■ Work request: Each line of the data below that holds the word "kind" is to be reported in full.
╭─ Data to examine
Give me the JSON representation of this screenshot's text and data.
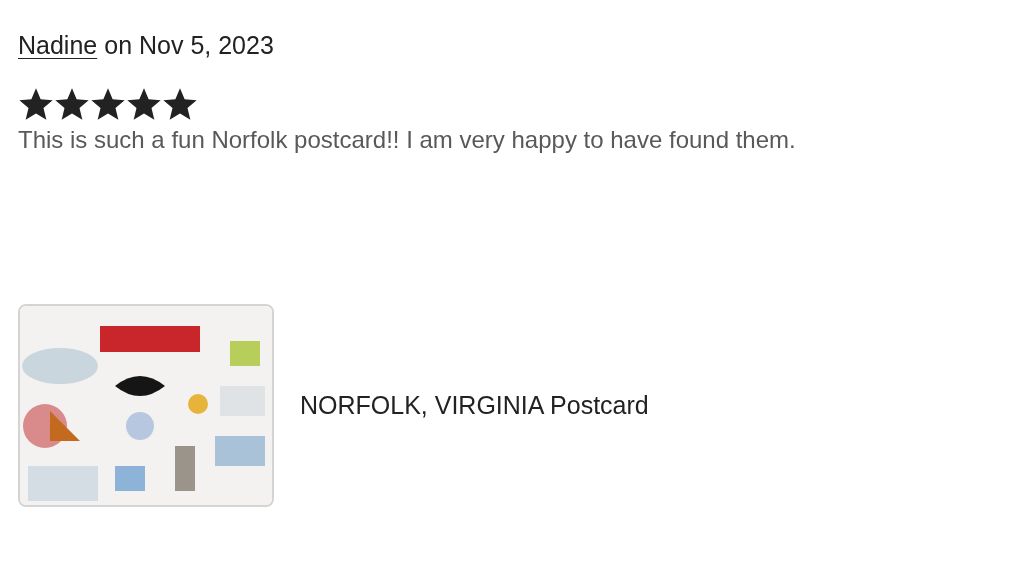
{
  "review": {
    "author": "Nadine",
    "date_text": "on Nov 5, 2023",
    "stars": 5,
    "text": "This is such a fun Norfolk postcard!! I am very happy to have found them."
  },
  "item": {
    "title": "NORFOLK, VIRGINIA Postcard"
  }
}
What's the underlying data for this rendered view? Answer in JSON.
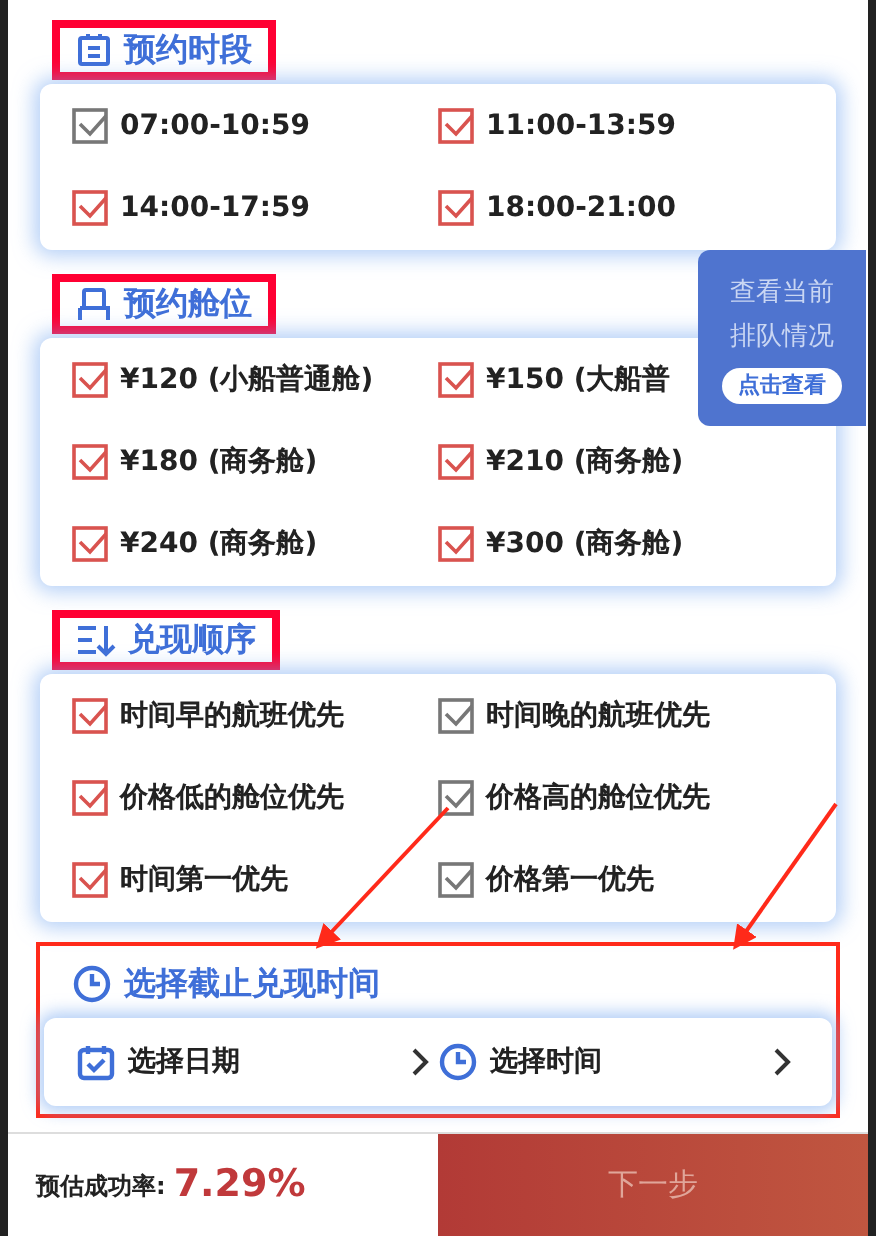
{
  "sections": [
    {
      "title": "预约时段",
      "kind": "list",
      "options": [
        {
          "label": "07:00-10:59",
          "selected": false
        },
        {
          "label": "11:00-13:59",
          "selected": true
        },
        {
          "label": "14:00-17:59",
          "selected": true
        },
        {
          "label": "18:00-21:00",
          "selected": true
        }
      ]
    },
    {
      "title": "预约舱位",
      "kind": "seat",
      "options": [
        {
          "label": "¥120 (小船普通舱)",
          "selected": true
        },
        {
          "label": "¥150 (大船普",
          "selected": true
        },
        {
          "label": "¥180 (商务舱)",
          "selected": true
        },
        {
          "label": "¥210 (商务舱)",
          "selected": true
        },
        {
          "label": "¥240 (商务舱)",
          "selected": true
        },
        {
          "label": "¥300 (商务舱)",
          "selected": true
        }
      ]
    },
    {
      "title": "兑现顺序",
      "kind": "sort",
      "options": [
        {
          "label": "时间早的航班优先",
          "selected": true
        },
        {
          "label": "时间晚的航班优先",
          "selected": false
        },
        {
          "label": "价格低的舱位优先",
          "selected": true
        },
        {
          "label": "价格高的舱位优先",
          "selected": false
        },
        {
          "label": "时间第一优先",
          "selected": true
        },
        {
          "label": "价格第一优先",
          "selected": false
        }
      ]
    }
  ],
  "deadline": {
    "title": "选择截止兑现时间",
    "pickers": [
      {
        "kind": "date",
        "label": "选择日期"
      },
      {
        "kind": "time",
        "label": "选择时间"
      }
    ]
  },
  "queue_popup": {
    "text": "查看当前排队情况",
    "button": "点击查看"
  },
  "footer": {
    "label": "预估成功率:",
    "rate": "7.29%",
    "button": "下一步"
  }
}
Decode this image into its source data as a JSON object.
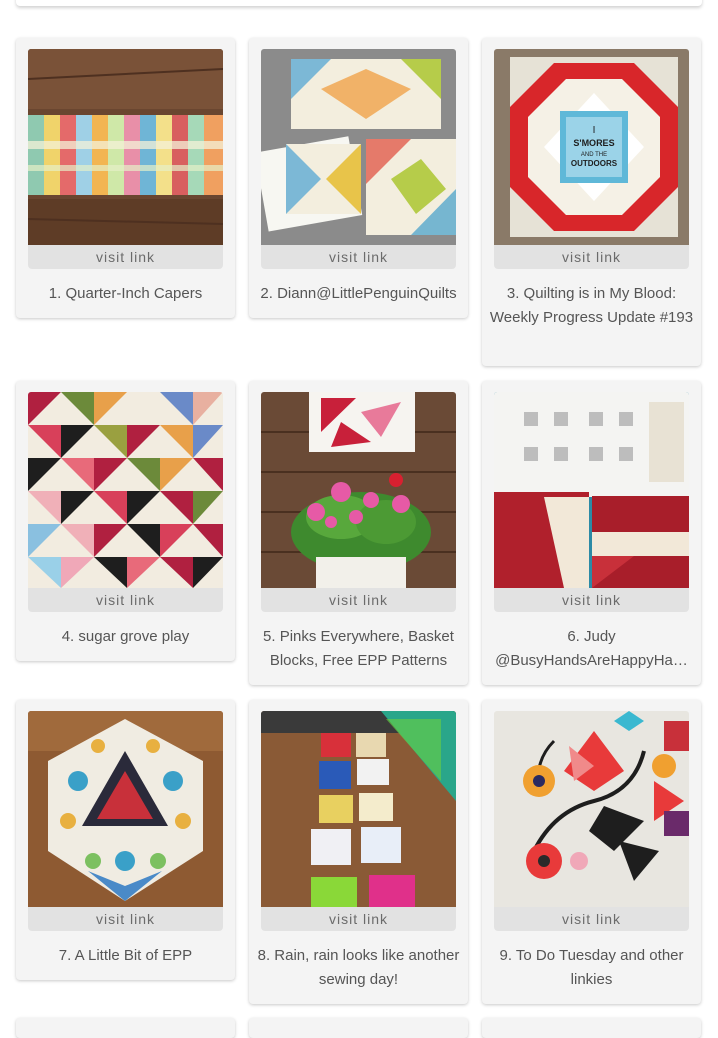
{
  "visit_label": "visit link",
  "links": [
    {
      "number": 1,
      "caption": "1. Quarter-Inch Capers"
    },
    {
      "number": 2,
      "caption": "2. Diann@LittlePenguinQuilts"
    },
    {
      "number": 3,
      "caption": "3. Quilting is in My Blood: Weekly Progress Update #193"
    },
    {
      "number": 4,
      "caption": "4. sugar grove play"
    },
    {
      "number": 5,
      "caption": "5. Pinks Everywhere, Basket Blocks, Free EPP Patterns"
    },
    {
      "number": 6,
      "caption_line1": "6. Judy",
      "caption_line2": "@BusyHandsAreHappyHa…"
    },
    {
      "number": 7,
      "caption": "7. A Little Bit of EPP"
    },
    {
      "number": 8,
      "caption": "8. Rain, rain looks like another sewing day!"
    },
    {
      "number": 9,
      "caption": "9. To Do Tuesday and other linkies"
    }
  ],
  "thumbnail_text": {
    "quilt_label_line1": "I",
    "quilt_label_line2": "S'MORES",
    "quilt_label_line3": "AND THE",
    "quilt_label_line4": "OUTDOORS"
  },
  "colors": {
    "card_bg": "#f4f4f4",
    "visit_bg": "#e2e2e2",
    "caption_text": "#555555"
  }
}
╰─
■ Exercise answer:
      "kind": "list",
      "kind": "seat",
      "kind": "sort",
        "kind": "date",
        "kind": "time",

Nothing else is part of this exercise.